Assigned task:
Go through the lines below and copy each one that holds the string "icon".

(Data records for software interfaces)
*** Begin section ***

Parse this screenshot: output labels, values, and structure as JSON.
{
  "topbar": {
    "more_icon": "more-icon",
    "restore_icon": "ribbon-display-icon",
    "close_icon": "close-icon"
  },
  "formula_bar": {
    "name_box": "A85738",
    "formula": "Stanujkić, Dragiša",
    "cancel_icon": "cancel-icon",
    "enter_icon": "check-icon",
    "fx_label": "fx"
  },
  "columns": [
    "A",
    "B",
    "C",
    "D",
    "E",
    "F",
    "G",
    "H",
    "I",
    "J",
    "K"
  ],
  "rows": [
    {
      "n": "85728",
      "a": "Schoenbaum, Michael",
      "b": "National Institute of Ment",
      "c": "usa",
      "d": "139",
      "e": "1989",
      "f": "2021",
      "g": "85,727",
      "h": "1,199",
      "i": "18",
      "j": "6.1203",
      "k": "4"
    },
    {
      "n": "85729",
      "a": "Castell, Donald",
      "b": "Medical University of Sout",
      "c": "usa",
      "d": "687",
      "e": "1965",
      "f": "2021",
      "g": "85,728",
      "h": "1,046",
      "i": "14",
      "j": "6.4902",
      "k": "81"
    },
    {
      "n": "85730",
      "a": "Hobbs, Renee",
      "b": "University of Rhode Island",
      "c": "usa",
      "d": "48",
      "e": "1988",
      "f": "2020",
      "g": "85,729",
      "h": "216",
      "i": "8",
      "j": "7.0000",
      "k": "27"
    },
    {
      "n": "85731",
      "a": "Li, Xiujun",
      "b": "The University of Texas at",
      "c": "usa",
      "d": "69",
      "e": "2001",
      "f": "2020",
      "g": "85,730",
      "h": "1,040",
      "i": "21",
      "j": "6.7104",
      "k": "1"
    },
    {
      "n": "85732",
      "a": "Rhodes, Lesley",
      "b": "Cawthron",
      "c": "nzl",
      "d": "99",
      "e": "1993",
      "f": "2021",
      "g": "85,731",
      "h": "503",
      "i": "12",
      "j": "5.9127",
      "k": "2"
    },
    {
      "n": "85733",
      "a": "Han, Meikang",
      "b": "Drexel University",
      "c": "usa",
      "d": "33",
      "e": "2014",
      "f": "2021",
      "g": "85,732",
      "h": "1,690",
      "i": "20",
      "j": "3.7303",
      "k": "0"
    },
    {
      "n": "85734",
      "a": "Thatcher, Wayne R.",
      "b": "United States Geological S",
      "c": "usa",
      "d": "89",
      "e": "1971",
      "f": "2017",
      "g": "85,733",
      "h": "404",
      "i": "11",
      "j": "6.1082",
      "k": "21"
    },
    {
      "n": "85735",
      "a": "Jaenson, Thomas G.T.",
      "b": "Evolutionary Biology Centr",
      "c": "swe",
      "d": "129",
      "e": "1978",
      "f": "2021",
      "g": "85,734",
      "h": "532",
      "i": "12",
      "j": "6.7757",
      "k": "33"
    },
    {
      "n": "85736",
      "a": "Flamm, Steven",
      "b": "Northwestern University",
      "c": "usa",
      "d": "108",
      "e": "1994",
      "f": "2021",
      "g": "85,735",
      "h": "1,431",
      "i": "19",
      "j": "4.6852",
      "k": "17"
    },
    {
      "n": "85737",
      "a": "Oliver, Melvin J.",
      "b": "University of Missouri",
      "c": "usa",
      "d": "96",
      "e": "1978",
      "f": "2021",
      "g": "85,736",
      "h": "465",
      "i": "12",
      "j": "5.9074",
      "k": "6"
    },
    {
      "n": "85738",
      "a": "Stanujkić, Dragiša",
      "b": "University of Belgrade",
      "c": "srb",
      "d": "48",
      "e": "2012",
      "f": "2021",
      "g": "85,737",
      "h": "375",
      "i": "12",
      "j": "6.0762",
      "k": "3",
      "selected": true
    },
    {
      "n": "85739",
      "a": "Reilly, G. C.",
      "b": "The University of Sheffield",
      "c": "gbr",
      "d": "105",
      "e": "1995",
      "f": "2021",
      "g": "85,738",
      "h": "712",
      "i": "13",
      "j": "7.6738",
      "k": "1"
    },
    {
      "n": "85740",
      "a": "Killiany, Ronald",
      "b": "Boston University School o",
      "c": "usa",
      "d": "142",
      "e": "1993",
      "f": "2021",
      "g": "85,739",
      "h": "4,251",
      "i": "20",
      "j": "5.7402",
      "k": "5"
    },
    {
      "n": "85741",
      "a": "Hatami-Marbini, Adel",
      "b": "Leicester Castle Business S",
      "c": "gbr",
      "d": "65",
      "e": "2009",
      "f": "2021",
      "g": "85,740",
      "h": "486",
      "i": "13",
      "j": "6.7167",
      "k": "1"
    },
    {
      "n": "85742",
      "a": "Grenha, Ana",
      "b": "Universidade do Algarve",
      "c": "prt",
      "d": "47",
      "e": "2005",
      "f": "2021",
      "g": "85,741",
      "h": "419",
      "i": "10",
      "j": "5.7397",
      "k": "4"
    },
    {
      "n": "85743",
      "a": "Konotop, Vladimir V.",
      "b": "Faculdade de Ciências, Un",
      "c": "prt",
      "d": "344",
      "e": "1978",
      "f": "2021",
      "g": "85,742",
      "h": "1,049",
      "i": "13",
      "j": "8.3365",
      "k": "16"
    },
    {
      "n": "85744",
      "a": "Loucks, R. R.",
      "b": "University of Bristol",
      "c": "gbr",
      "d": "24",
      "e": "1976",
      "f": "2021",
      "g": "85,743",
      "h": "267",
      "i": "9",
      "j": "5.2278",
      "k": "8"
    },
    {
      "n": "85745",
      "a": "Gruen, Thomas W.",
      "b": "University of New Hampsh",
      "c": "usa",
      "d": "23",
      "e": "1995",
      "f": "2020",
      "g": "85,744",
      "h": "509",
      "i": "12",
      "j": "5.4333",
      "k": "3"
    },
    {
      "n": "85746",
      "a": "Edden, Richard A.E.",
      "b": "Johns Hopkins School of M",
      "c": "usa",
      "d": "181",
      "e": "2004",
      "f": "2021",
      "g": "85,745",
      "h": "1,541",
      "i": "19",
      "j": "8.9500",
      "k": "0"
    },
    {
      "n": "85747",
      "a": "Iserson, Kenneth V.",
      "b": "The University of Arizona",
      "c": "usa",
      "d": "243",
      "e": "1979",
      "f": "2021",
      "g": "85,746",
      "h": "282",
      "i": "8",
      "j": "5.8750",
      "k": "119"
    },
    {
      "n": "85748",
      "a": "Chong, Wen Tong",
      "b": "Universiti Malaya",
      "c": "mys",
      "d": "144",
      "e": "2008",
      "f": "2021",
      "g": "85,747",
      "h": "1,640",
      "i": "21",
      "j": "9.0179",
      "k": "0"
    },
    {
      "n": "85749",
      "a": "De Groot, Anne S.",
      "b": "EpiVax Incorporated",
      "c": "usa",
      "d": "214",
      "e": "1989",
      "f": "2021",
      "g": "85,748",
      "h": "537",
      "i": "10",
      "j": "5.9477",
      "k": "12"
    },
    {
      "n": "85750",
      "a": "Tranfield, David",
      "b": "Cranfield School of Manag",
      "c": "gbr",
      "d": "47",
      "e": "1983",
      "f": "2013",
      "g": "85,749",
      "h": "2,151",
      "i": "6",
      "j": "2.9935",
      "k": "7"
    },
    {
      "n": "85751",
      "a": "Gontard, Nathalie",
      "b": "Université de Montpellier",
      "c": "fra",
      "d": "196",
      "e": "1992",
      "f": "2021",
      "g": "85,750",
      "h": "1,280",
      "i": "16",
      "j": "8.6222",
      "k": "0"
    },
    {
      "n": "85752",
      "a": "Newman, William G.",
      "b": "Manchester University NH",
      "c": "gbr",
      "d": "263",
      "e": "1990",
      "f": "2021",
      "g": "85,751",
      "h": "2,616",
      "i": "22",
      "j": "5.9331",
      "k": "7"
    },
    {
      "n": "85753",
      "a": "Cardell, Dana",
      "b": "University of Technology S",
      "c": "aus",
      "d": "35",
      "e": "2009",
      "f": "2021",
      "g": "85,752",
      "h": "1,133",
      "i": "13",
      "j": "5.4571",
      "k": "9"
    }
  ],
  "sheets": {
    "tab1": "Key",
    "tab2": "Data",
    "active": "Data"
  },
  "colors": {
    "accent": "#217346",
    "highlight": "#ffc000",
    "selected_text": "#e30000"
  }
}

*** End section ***

Answer to the problem:
    "more_icon": "more-icon",
    "restore_icon": "ribbon-display-icon",
    "close_icon": "close-icon"
    "cancel_icon": "cancel-icon",
    "enter_icon": "check-icon",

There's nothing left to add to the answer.